Later adaptations

A century and a half later, Pan-Slavists took up this goal again. The important Russian thinker Konstantin Leontjew , a student of Nikolai Danilewski , considered a residual Turkish empire and caliphate in southern Anatolia or between Bursa and Baghdad to be possible once Constantinople (Russian: Carigrad ) became the new capital of Russia.

After the outbreak of anti-Turkish uprisings in Herzegovina and Bulgaria and the ensuing Serbian-Ottoman war , Austria-Hungary and Russia again agreed in the Reichstadt Convention in 1876 to divide the Ottoman Balkan provinces into an Austrian and a Russian sphere of influence. Great Britain and Germany also agreed to the occupation of Bosnia by Austria-Hungary and Bulgaria and Romania by Russia. At the meeting in Istanbul and in the Budapest Treaty , Austria-Hungary and Russia also agreed a meridional division of Bulgaria: the western part was to be occupied by Austria and the eastern part by Russian occupation in order to monitor the introduction of autonomy.

In the Russo-Ottoman War (1877-1878) Russia tried to establish at least a Greater Bulgarian Kingdom instead of a restored Greek Empire (King became king with Alexander I , a nephew of the Tsar), which, according to the Peace of San Stefano, extended to the gates of Constantinople should extend while Austria-Hungary occupied Bosnia and Herzegovina. However, the Berlin Congress prevented a Greater Bulgaria, instead a divided Small Bulgaria ( Principality of Bulgaria and the autonomous province of Eastern Rumelia ) was created.

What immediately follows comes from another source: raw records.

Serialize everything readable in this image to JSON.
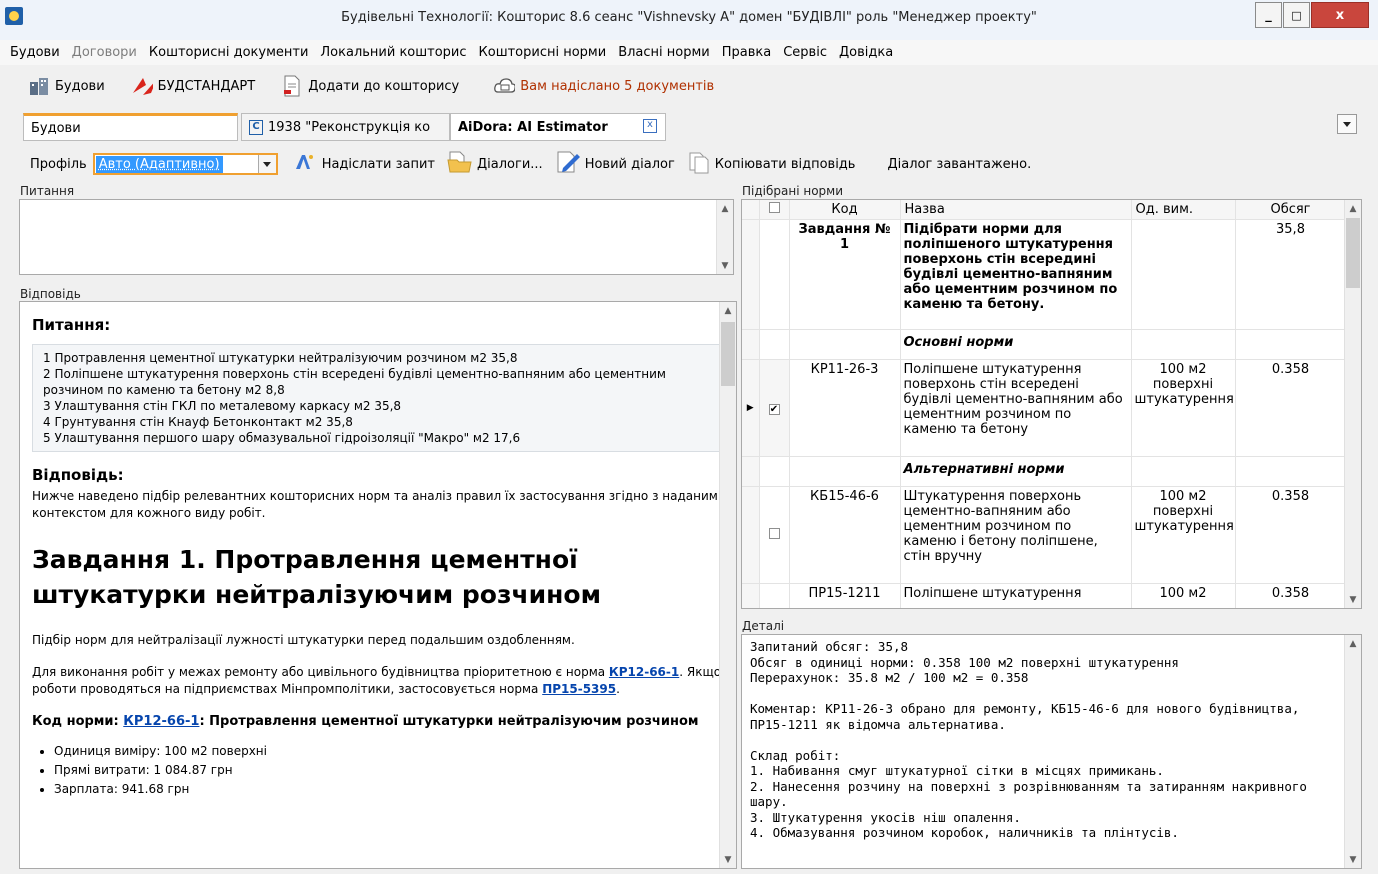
{
  "window": {
    "title": "Будівельні Технології: Кошторис 8.6     сеанс \"Vishnevsky A\"  домен \"БУДІВЛІ\" роль \"Менеджер проекту\"",
    "minimize": "_",
    "maximize": "□",
    "close": "x"
  },
  "menu": [
    "Будови",
    "Договори",
    "Кошторисні документи",
    "Локальний кошторис",
    "Кошторисні норми",
    "Власні норми",
    "Правка",
    "Сервіс",
    "Довідка"
  ],
  "toolbar": {
    "buildings": "Будови",
    "budstandart": "БУДСТАНДАРТ",
    "add_to_estimate": "Додати до кошторису",
    "sent_docs": "Вам надіслано 5 документів"
  },
  "tabs": {
    "t1": "Будови",
    "t2": "1938 \"Реконструкція ко",
    "t2_icon": "C",
    "t3": "AiDora: AI Estimator",
    "close": "x"
  },
  "profile": {
    "label": "Профіль",
    "value": "Авто (Адаптивно)",
    "send": "Надіслати запит",
    "dialogs": "Діалоги...",
    "new_dialog": "Новий діалог",
    "copy": "Копіювати відповідь",
    "status": "Діалог завантажено."
  },
  "question_label": "Питання",
  "answer_label": "Відповідь",
  "answer": {
    "q_heading": "Питання:",
    "questions": [
      "1 Протравлення цементної штукатурки нейтралізуючим розчином м2 35,8",
      "2 Поліпшене штукатурення поверхонь стін всередені будівлі цементно-вапняним або цементним розчином по каменю та бетону м2 8,8",
      "3 Улаштування стін ГКЛ по металевому каркасу м2 35,8",
      "4 Грунтування стін Кнауф Бетонконтакт м2 35,8",
      "5 Улаштування першого шару обмазувальної гідроізоляції \"Макро\" м2 17,6"
    ],
    "a_heading": "Відповідь:",
    "intro": "Нижче наведено підбір релевантних кошторисних норм та аналіз правил їх застосування згідно з наданим контекстом для кожного виду робіт.",
    "task_title": "Завдання 1. Протравлення цементної штукатурки нейтралізуючим розчином",
    "p1": "Підбір норм для нейтралізації лужності штукатурки перед подальшим оздобленням.",
    "p2a": "Для виконання робіт у межах ремонту або цивільного будівництва пріоритетною є норма ",
    "p2_link1": "КР12-66-1",
    "p2b": ". Якщо роботи проводяться на підприємствах Мінпромполітики, застосовується норма ",
    "p2_link2": "ПР15-5395",
    "p2c": ".",
    "code_label": "Код норми: ",
    "code_link": "КР12-66-1",
    "code_rest": ": Протравлення цементної штукатурки нейтралізуючим розчином",
    "bullets": [
      "Одиниця виміру: 100 м2 поверхні",
      "Прямі витрати: 1 084.87 грн",
      "Зарплата: 941.68 грн"
    ]
  },
  "norms_label": "Підібрані норми",
  "norms": {
    "headers": {
      "code": "Код",
      "name": "Назва",
      "unit": "Од. вим.",
      "volume": "Обсяг"
    },
    "task_code": "Завдання № 1",
    "task_name": "Підібрати норми для поліпшеного штукатурення поверхонь стін всередині будівлі цементно-вапняним або цементним розчином по каменю та бетону.",
    "task_volume": "35,8",
    "main_group": "Основні норми",
    "alt_group": "Альтернативні норми",
    "rows": [
      {
        "code": "КР11-26-3",
        "name": "Поліпшене штукатурення поверхонь стін всередені будівлі цементно-вапняним або цементним розчином по каменю та бетону",
        "unit": "100 м2 поверхні штукатурення",
        "volume": "0.358",
        "checked": "✔"
      },
      {
        "code": "КБ15-46-6",
        "name": "Штукатурення поверхонь цементно-вапняним або цементним розчином по каменю і бетону поліпшене, стін вручну",
        "unit": "100 м2 поверхні штукатурення",
        "volume": "0.358",
        "checked": ""
      },
      {
        "code": "ПР15-1211",
        "name": "Поліпшене штукатурення",
        "unit": "100 м2",
        "volume": "0.358",
        "checked": ""
      }
    ]
  },
  "details_label": "Деталі",
  "details": [
    "Запитаний обсяг: 35,8",
    "Обсяг в одиниці норми: 0.358 100 м2 поверхні штукатурення",
    "Перерахунок: 35.8 м2 / 100 м2 = 0.358",
    "",
    "Коментар: КР11-26-3 обрано для ремонту, КБ15-46-6 для нового будівництва, ПР15-1211 як відомча альтернатива.",
    "",
    "Склад робіт:",
    "1. Набивання смуг штукатурної сітки в місцях примикань.",
    "2. Нанесення розчину на поверхні з розрівнюванням та затиранням накривного шару.",
    "3. Штукатурення укосів ніш опалення.",
    "4. Обмазування розчином коробок, наличників та плінтусів."
  ],
  "colors": {
    "accent": "#3399ff",
    "orange": "#f0a030",
    "tab_border": "#e08a00",
    "link": "#0645ad",
    "warn_text": "#b03000"
  }
}
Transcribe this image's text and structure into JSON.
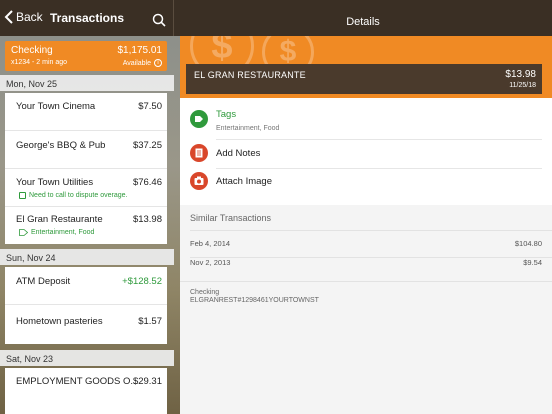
{
  "nav": {
    "back_label": "Back",
    "title": "Transactions",
    "details_title": "Details"
  },
  "account": {
    "name": "Checking",
    "balance": "$1,175.01",
    "subtitle": "x1234 - 2 min ago",
    "available_label": "Available"
  },
  "groups": [
    {
      "date": "Mon, Nov 25",
      "items": [
        {
          "name": "Your Town Cinema",
          "amount": "$7.50"
        },
        {
          "name": "George's BBQ & Pub",
          "amount": "$37.25"
        },
        {
          "name": "Your Town Utilities",
          "amount": "$76.46",
          "note": "Need to call to dispute overage."
        },
        {
          "name": "El Gran Restaurante",
          "amount": "$13.98",
          "tags": "Entertainment, Food"
        }
      ]
    },
    {
      "date": "Sun, Nov 24",
      "items": [
        {
          "name": "ATM Deposit",
          "amount": "+$128.52"
        },
        {
          "name": "Hometown pasteries",
          "amount": "$1.57"
        }
      ]
    },
    {
      "date": "Sat, Nov 23",
      "items": [
        {
          "name": "EMPLOYMENT GOODS O...",
          "amount": "$29.31"
        }
      ]
    }
  ],
  "detail": {
    "merchant": "EL GRAN RESTAURANTE",
    "amount": "$13.98",
    "date": "11/25/18",
    "tags_label": "Tags",
    "tags_value": "Entertainment, Food",
    "add_notes_label": "Add Notes",
    "attach_image_label": "Attach Image",
    "similar_title": "Similar Transactions",
    "similar": [
      {
        "date": "Feb 4, 2014",
        "amount": "$104.80"
      },
      {
        "date": "Nov 2, 2013",
        "amount": "$9.54"
      }
    ],
    "account_label": "Checking",
    "account_desc": "ELGRANREST#1298461YOURTOWNST"
  },
  "colors": {
    "accent": "#f08a24",
    "topbar": "#3a2f24",
    "positive": "#2f9a3c",
    "tags_green": "#2f9a3c",
    "notes_red": "#d9472b"
  },
  "icons": [
    "chevron-left-icon",
    "search-icon",
    "info-icon",
    "note-icon",
    "tag-icon",
    "notes-icon",
    "camera-icon"
  ]
}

Finally, in 1898, the British Prime Minister Salisbury suggested to Russia a division of the Asian provinces of the Ottoman Empire (and even China): Russia should receive the northern part of Asia Minor, northern Mesopotamia and the straits with Istanbul as its sphere of influence, while Great Britain should have southern Mesopotamia, Egypt and Arabia should. Russia still refused in 1898, but for the next war Russia reserved claims to the Caucasus, Turkish-Armenia and the Dardanelles in supplementary articles to the Franco-British Sykes-Picot Agreement; further plans also included the area of ​​northern Asia Minor Pontus-Greeks and thus again a land connection along the southern coast of the Black Sea .

See also


Web links

Individual evidence

  1. Alfred Ritter von Arneth (ed.): Maria Theresia and Joseph II., Their correspondence (…) 3rd volume, Vienna 1868, pp. 256–259 (Smolensk, June 14, 1780).